When it comes to cheap living, the best places to settle down are mostly south of the Mason-Dixon line. Texas, Tennessee and Arkansas are just a few states making multiple appearances on our list.
But if you're thinking about relocating to one of these cheapest cities to live in, just remember to weigh the pros and cons. A low cost of living is attractive, but the allure lessens if jobs are hard to come by, paychecks are small or the town offers little to do. Plan an extended visit to ensure the city fits your needs.
We compiled our rankings based on the Council for Community and Economic Research's calculations of living expenses in 270 urban areas. Its Cost of Living Index measures prices for housing, groceries, utilities, transportation, health care and miscellaneous goods and services such as going to a movie or getting your hair done at a salon.

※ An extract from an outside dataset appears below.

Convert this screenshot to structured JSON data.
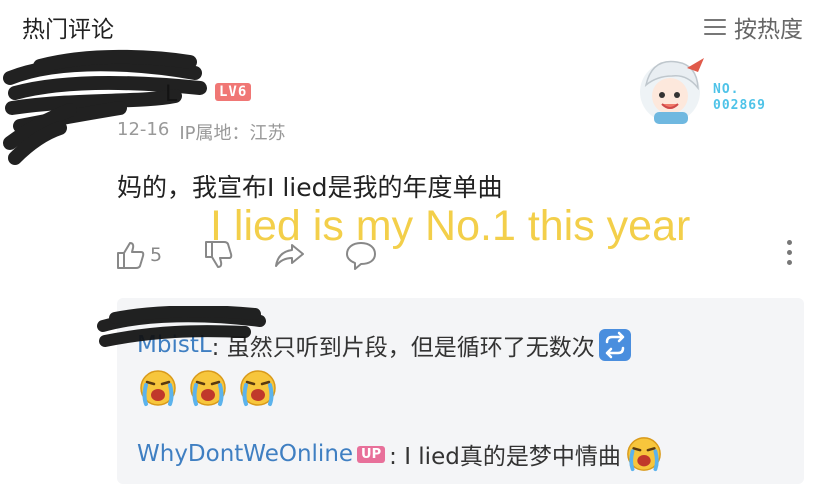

Read on for our latest list of the cheapest U.S. cities to live in.SEE MORE Millionaires in America 2020: All 50 States Ranked The Cost of Living Index is based on price data collected during the first quarter of 2020. City-level data on populations, household incomes and home values come from the U.S. Census Bureau. Urban area unemployment rates are as of Sept. 30 and are provided by the U.S. Bureau of Labor Statistics.